● Work to be completed
Determine how many lines in the entries below include "card". The reply should be that number and nothing else.

● Materials provided

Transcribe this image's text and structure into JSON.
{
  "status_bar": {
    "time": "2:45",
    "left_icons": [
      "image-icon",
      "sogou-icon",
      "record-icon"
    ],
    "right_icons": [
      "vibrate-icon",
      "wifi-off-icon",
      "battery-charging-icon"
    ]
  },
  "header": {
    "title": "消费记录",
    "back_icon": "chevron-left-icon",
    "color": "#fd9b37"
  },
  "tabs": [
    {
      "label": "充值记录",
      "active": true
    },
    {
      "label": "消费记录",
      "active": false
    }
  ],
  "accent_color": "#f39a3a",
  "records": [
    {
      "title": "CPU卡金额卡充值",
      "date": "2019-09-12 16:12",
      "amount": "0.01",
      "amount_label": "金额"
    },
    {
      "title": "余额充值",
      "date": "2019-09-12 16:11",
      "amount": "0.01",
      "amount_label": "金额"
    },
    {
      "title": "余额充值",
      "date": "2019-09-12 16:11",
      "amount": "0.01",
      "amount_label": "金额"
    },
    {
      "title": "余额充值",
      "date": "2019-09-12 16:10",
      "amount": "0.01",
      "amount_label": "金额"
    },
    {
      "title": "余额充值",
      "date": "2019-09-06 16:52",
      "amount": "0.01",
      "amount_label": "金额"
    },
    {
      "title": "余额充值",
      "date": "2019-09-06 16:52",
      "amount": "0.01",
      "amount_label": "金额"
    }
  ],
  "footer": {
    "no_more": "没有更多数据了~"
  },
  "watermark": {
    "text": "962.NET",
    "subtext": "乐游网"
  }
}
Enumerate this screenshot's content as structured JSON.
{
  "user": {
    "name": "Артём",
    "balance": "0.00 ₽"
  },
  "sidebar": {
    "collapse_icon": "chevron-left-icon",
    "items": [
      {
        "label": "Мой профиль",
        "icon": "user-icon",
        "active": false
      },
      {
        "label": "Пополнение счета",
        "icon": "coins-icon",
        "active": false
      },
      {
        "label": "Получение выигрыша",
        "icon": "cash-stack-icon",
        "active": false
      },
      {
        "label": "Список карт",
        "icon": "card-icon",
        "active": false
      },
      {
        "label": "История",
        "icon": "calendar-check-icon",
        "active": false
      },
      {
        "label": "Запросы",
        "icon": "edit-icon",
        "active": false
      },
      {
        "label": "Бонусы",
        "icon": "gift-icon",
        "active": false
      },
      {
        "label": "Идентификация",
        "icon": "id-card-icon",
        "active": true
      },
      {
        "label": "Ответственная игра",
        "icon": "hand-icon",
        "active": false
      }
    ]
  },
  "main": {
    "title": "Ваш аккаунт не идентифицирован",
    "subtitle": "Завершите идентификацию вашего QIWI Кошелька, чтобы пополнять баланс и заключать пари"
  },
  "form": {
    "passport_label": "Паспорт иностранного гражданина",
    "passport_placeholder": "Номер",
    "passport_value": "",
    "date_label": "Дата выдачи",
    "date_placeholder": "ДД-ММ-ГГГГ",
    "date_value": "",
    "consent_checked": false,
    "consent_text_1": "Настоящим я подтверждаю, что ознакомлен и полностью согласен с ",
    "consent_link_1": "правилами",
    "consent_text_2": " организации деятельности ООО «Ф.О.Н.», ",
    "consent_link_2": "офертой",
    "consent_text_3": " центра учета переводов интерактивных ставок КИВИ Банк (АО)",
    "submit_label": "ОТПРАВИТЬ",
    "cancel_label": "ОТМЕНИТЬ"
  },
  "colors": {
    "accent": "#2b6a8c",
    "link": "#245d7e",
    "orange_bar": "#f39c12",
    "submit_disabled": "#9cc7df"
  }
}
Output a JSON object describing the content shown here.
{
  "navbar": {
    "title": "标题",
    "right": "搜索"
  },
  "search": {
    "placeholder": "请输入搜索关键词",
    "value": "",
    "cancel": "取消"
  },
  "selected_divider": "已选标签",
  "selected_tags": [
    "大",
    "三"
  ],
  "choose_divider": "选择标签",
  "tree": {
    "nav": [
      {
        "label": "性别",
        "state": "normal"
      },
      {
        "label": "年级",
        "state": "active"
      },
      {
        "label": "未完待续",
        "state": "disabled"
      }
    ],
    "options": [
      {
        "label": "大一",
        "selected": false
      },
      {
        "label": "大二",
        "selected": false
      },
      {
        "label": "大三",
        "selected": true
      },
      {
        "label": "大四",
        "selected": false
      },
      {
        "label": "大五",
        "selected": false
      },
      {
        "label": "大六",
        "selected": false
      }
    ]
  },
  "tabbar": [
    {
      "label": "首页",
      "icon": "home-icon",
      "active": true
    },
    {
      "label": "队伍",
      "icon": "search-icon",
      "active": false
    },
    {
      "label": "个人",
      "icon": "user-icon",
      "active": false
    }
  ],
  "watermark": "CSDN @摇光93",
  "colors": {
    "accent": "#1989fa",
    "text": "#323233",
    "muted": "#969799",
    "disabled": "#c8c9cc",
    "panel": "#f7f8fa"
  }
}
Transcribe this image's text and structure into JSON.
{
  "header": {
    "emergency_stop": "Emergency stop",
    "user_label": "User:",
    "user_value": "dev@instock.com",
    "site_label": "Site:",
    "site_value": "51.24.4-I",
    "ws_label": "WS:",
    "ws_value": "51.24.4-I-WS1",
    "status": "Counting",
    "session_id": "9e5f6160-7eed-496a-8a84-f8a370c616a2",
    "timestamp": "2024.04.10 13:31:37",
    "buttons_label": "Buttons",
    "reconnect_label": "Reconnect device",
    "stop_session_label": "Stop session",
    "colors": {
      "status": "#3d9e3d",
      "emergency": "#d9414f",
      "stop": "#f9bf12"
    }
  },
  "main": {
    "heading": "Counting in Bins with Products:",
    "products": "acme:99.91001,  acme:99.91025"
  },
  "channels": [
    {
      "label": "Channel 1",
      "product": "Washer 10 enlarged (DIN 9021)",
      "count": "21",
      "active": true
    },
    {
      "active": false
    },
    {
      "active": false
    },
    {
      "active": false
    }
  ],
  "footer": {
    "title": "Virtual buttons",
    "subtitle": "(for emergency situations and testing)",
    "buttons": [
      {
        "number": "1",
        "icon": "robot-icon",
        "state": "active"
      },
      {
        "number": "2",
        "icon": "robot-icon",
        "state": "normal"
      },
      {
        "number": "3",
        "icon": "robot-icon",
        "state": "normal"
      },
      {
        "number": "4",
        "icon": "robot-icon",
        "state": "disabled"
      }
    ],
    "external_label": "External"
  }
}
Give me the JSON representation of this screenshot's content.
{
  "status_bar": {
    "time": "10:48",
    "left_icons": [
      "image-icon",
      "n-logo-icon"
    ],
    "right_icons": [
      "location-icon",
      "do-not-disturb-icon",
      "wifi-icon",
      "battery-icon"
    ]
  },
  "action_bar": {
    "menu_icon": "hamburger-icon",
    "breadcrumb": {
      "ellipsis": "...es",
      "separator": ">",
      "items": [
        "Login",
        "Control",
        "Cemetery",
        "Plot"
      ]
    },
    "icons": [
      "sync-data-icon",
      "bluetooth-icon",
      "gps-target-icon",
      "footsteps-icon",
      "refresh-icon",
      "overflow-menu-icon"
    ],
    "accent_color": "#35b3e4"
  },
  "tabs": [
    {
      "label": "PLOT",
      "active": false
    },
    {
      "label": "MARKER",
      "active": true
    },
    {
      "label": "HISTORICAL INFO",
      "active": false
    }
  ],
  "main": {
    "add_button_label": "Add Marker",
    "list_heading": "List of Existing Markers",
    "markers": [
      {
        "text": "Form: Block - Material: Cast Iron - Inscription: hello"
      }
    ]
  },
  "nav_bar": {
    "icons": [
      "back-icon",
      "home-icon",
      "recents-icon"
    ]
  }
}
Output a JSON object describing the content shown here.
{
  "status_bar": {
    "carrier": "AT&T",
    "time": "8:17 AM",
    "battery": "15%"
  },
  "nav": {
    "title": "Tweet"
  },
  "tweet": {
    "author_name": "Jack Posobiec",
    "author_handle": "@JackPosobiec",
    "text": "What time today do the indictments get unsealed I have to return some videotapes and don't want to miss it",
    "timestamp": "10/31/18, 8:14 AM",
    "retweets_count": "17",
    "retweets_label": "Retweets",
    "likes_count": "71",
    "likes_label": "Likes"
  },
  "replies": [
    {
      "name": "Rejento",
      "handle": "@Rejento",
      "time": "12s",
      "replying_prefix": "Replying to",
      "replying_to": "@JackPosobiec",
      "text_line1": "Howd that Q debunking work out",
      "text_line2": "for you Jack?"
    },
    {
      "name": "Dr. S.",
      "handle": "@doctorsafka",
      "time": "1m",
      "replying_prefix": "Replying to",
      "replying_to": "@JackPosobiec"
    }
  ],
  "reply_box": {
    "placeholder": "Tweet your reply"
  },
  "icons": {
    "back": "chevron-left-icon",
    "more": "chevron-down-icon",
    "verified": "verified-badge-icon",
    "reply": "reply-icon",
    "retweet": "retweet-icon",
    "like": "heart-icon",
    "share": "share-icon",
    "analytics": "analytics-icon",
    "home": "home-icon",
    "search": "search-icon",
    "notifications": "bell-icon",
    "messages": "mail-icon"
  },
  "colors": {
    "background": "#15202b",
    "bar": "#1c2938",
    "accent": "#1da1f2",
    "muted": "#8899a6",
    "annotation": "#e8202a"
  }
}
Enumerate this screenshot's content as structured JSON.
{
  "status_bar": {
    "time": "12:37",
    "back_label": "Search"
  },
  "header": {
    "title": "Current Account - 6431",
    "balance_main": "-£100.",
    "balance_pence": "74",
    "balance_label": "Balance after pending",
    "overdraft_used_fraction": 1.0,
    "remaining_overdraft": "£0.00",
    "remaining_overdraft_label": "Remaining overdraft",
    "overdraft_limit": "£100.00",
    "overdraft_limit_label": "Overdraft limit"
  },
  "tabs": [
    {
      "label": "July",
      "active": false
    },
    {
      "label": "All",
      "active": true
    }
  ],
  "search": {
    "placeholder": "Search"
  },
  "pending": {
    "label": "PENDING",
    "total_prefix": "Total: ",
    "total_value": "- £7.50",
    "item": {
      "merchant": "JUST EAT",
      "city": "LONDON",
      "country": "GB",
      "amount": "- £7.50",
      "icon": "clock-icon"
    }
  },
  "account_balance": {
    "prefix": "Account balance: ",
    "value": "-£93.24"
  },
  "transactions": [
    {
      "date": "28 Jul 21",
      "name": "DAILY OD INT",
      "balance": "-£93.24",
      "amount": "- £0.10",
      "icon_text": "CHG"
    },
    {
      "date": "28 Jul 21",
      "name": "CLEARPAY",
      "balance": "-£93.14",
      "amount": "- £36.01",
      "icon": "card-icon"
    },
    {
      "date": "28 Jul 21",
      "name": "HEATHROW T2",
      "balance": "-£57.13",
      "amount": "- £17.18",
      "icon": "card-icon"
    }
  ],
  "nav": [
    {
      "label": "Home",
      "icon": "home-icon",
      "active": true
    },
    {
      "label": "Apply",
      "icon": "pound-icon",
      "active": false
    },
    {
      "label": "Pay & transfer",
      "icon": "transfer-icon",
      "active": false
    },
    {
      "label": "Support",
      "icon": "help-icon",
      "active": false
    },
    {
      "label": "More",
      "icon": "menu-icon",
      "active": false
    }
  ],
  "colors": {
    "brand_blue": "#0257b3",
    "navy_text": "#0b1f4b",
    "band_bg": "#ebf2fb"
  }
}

● Task response
4